_Exercise goal_
Write every entry out again exactly, please, and skip the pictures.
%%
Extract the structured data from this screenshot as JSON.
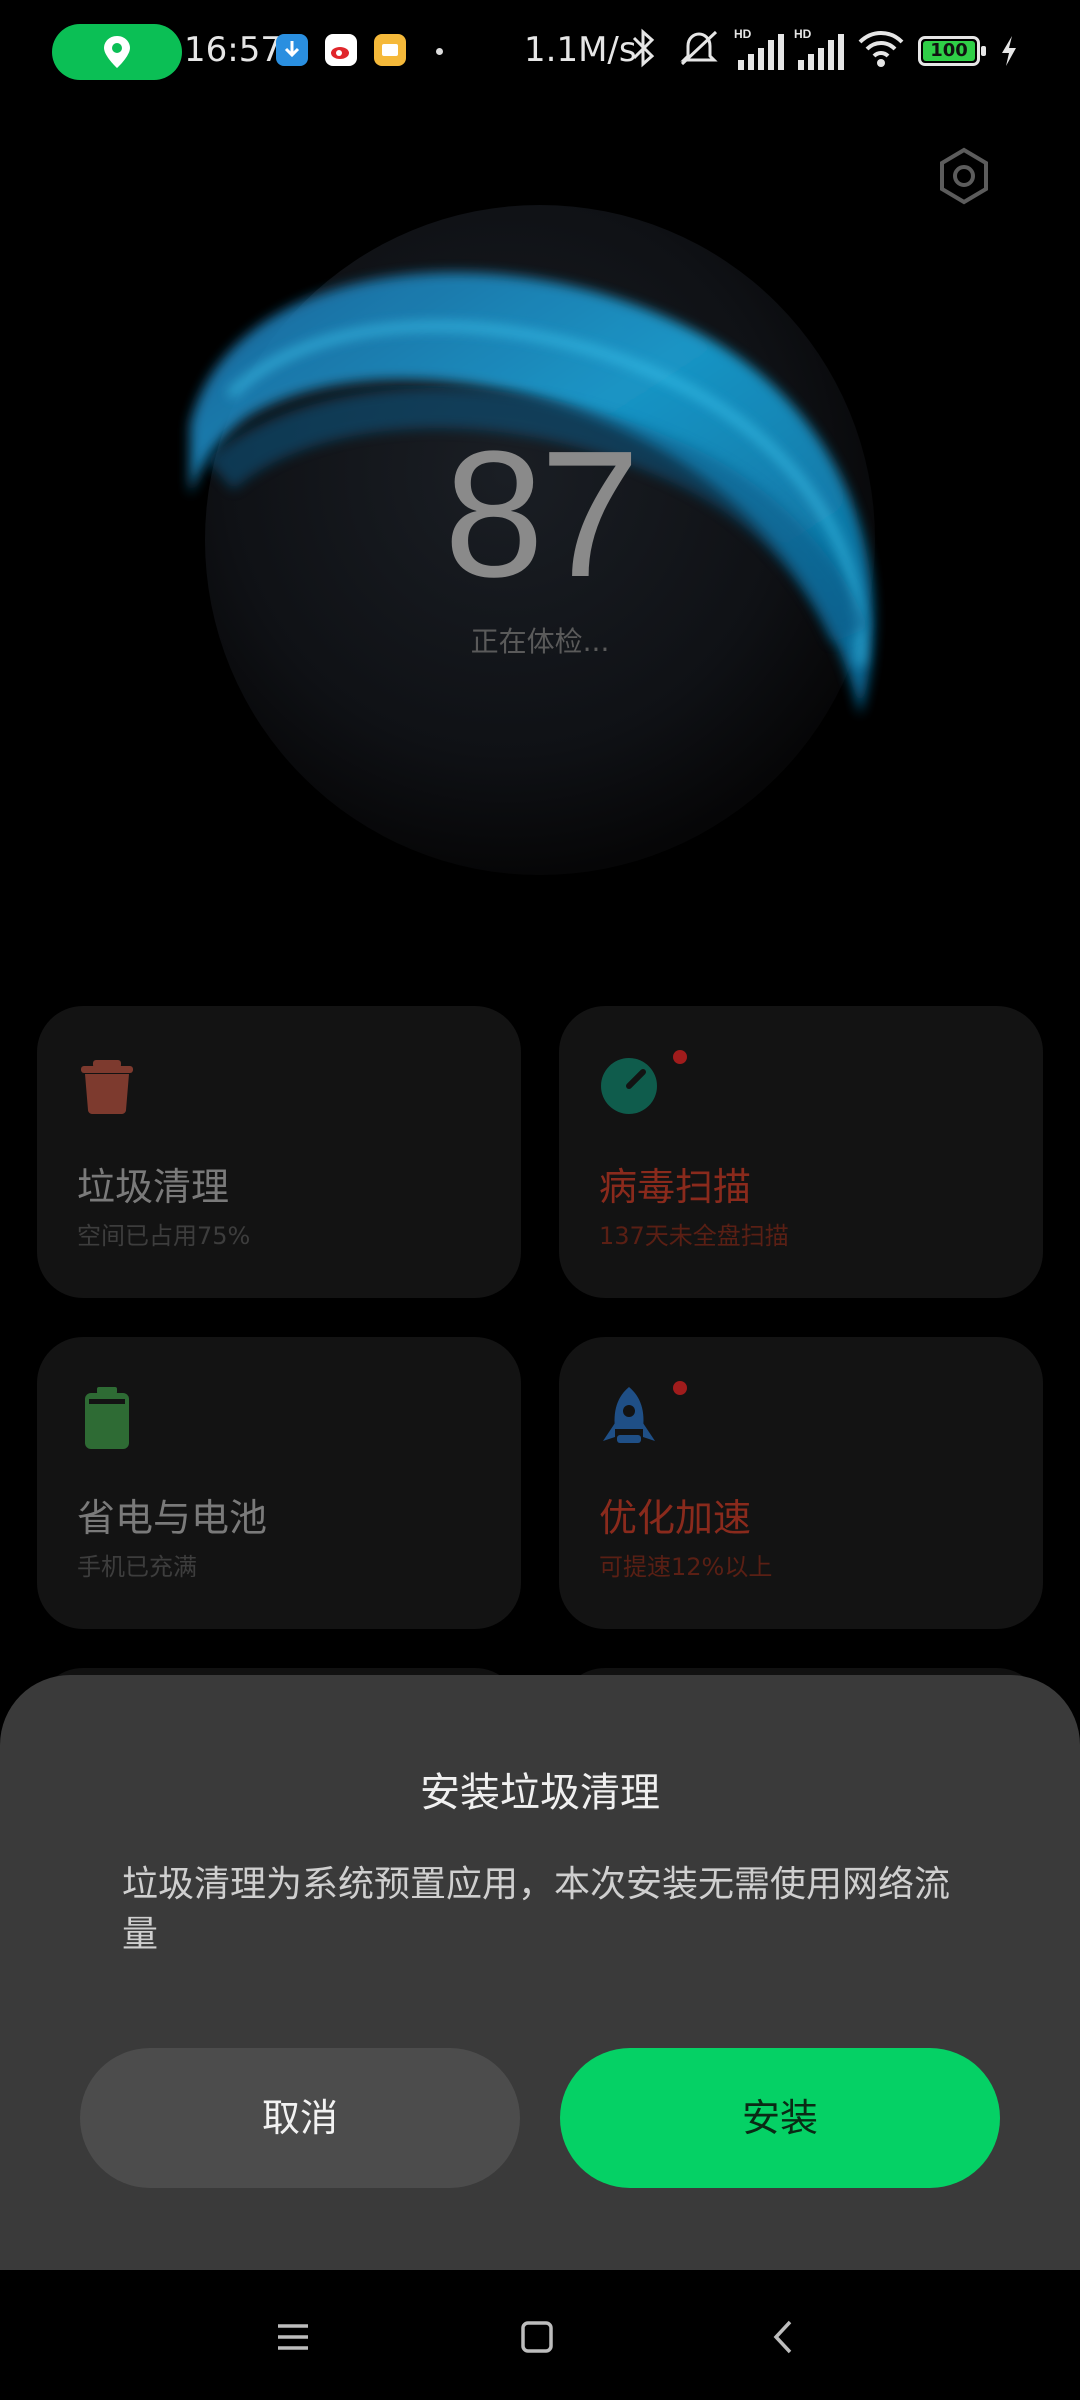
{
  "status_bar": {
    "time": "16:57",
    "net_speed": "1.1M/s",
    "battery": "100",
    "icons": [
      "location-icon",
      "download-app-icon",
      "weibo-app-icon",
      "notes-app-icon",
      "bluetooth-icon",
      "mute-icon",
      "hd-signal-icon",
      "hd-signal-icon",
      "wifi-icon",
      "charging-icon"
    ]
  },
  "header": {
    "settings_icon": "settings-hex-icon"
  },
  "score": {
    "value": "87",
    "status": "正在体检..."
  },
  "cards": [
    {
      "title": "垃圾清理",
      "subtitle": "空间已占用75%",
      "icon": "trash-icon",
      "color": "#7d3a2e"
    },
    {
      "title": "病毒扫描",
      "subtitle": "137天未全盘扫描",
      "icon": "shield-gauge-icon",
      "color": "#0f5c4c"
    },
    {
      "title": "省电与电池",
      "subtitle": "手机已充满",
      "icon": "battery-icon",
      "color": "#2e6b34"
    },
    {
      "title": "优化加速",
      "subtitle": "可提速12%以上",
      "icon": "rocket-icon",
      "color": "#1f4f86"
    }
  ],
  "dialog": {
    "title": "安装垃圾清理",
    "body": "垃圾清理为系统预置应用，本次安装无需使用网络流量",
    "cancel_label": "取消",
    "install_label": "安装"
  },
  "navbar": {
    "icons": [
      "menu-icon",
      "home-icon",
      "back-icon"
    ]
  }
}
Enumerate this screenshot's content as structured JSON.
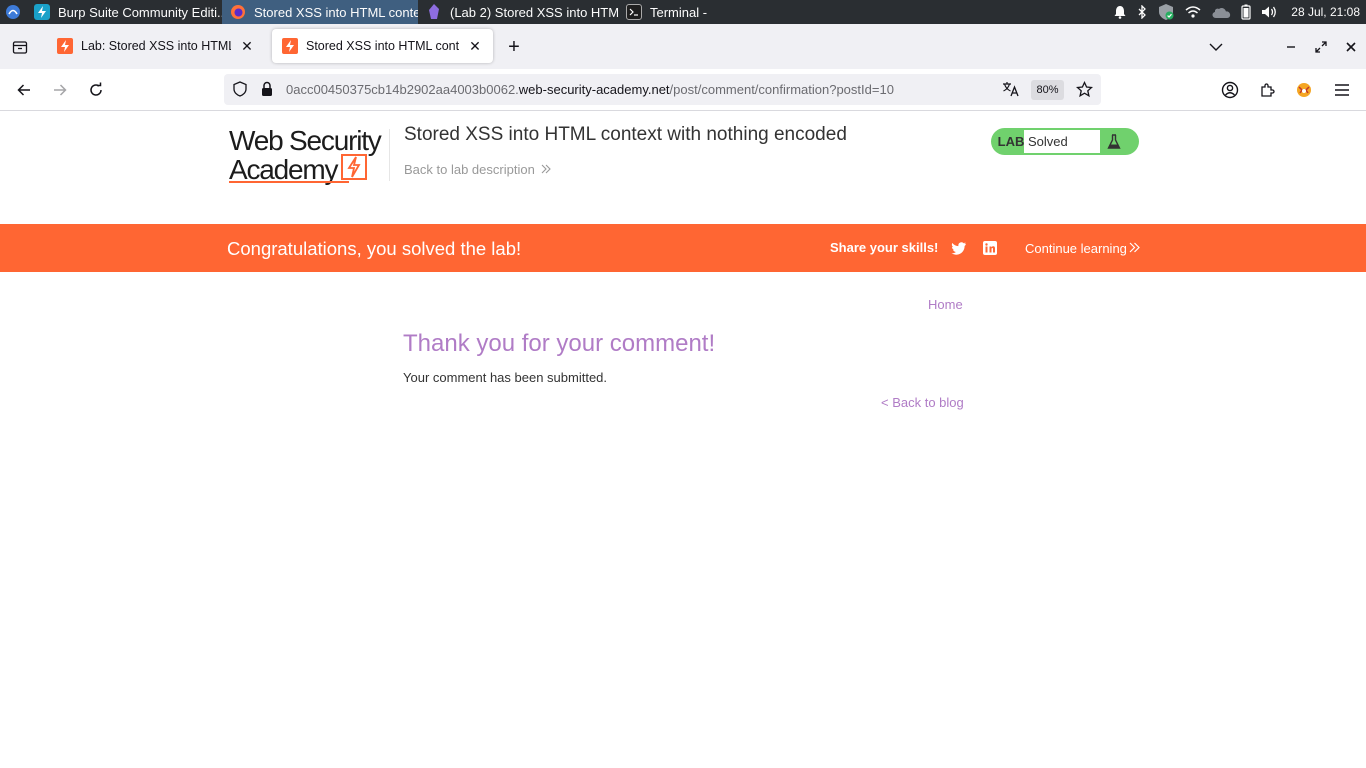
{
  "taskbar": {
    "tasks": [
      {
        "label": "Burp Suite Community Editi...",
        "icon": "burp-icon"
      },
      {
        "label": "Stored XSS into HTML conte...",
        "icon": "firefox-icon",
        "active": true
      },
      {
        "label": "(Lab 2) Stored XSS into HTM...",
        "icon": "obsidian-icon"
      },
      {
        "label": "Terminal -",
        "icon": "terminal-icon"
      }
    ],
    "clock": "28 Jul, 21:08"
  },
  "browser": {
    "tabs": [
      {
        "title": "Lab: Stored XSS into HTML context with nothing encoded",
        "active": false
      },
      {
        "title": "Stored XSS into HTML context with nothing encoded",
        "active": true
      }
    ],
    "url_prefix": "0acc00450375cb14b2902aa4003b0062.",
    "url_host": "web-security-academy.net",
    "url_path": "/post/comment/confirmation?postId=10",
    "zoom": "80%"
  },
  "header": {
    "logo_line1": "Web Security",
    "logo_line2": "Academy",
    "lab_title": "Stored XSS into HTML context with nothing encoded",
    "back_to_description": "Back to lab description",
    "status_label": "LAB",
    "status_value": "Solved"
  },
  "banner": {
    "message": "Congratulations, you solved the lab!",
    "share": "Share your skills!",
    "continue": "Continue learning"
  },
  "main": {
    "home": "Home",
    "heading": "Thank you for your comment!",
    "body": "Your comment has been submitted.",
    "back": "< Back to blog"
  },
  "colors": {
    "accent_orange": "#ff6633",
    "link_purple": "#b07cc6",
    "solved_green": "#70d16d"
  }
}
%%
_Task result_
Extract the structured data from this screenshot as JSON.
{
  "status_bar": {
    "time": "16:57",
    "net_speed": "1.1M/s",
    "battery": "100",
    "icons": [
      "location-icon",
      "download-app-icon",
      "weibo-app-icon",
      "notes-app-icon",
      "bluetooth-icon",
      "mute-icon",
      "hd-signal-icon",
      "hd-signal-icon",
      "wifi-icon",
      "charging-icon"
    ]
  },
  "header": {
    "settings_icon": "settings-hex-icon"
  },
  "score": {
    "value": "87",
    "status": "正在体检..."
  },
  "cards": [
    {
      "title": "垃圾清理",
      "subtitle": "空间已占用75%",
      "icon": "trash-icon",
      "color": "#7d3a2e"
    },
    {
      "title": "病毒扫描",
      "subtitle": "137天未全盘扫描",
      "icon": "shield-gauge-icon",
      "color": "#0f5c4c"
    },
    {
      "title": "省电与电池",
      "subtitle": "手机已充满",
      "icon": "battery-icon",
      "color": "#2e6b34"
    },
    {
      "title": "优化加速",
      "subtitle": "可提速12%以上",
      "icon": "rocket-icon",
      "color": "#1f4f86"
    }
  ],
  "dialog": {
    "title": "安装垃圾清理",
    "body": "垃圾清理为系统预置应用，本次安装无需使用网络流量",
    "cancel_label": "取消",
    "install_label": "安装"
  },
  "navbar": {
    "icons": [
      "menu-icon",
      "home-icon",
      "back-icon"
    ]
  }
}
Enumerate this screenshot's content as structured JSON.
{
  "taskbar": {
    "tasks": [
      {
        "label": "Burp Suite Community Editi...",
        "icon": "burp-icon"
      },
      {
        "label": "Stored XSS into HTML conte...",
        "icon": "firefox-icon",
        "active": true
      },
      {
        "label": "(Lab 2) Stored XSS into HTM...",
        "icon": "obsidian-icon"
      },
      {
        "label": "Terminal -",
        "icon": "terminal-icon"
      }
    ],
    "clock": "28 Jul, 21:08"
  },
  "browser": {
    "tabs": [
      {
        "title": "Lab: Stored XSS into HTML context with nothing encoded",
        "active": false
      },
      {
        "title": "Stored XSS into HTML context with nothing encoded",
        "active": true
      }
    ],
    "url_prefix": "0acc00450375cb14b2902aa4003b0062.",
    "url_host": "web-security-academy.net",
    "url_path": "/post/comment/confirmation?postId=10",
    "zoom": "80%"
  },
  "header": {
    "logo_line1": "Web Security",
    "logo_line2": "Academy",
    "lab_title": "Stored XSS into HTML context with nothing encoded",
    "back_to_description": "Back to lab description",
    "status_label": "LAB",
    "status_value": "Solved"
  },
  "banner": {
    "message": "Congratulations, you solved the lab!",
    "share": "Share your skills!",
    "continue": "Continue learning"
  },
  "main": {
    "home": "Home",
    "heading": "Thank you for your comment!",
    "body": "Your comment has been submitted.",
    "back": "< Back to blog"
  },
  "colors": {
    "accent_orange": "#ff6633",
    "link_purple": "#b07cc6",
    "solved_green": "#70d16d"
  }
}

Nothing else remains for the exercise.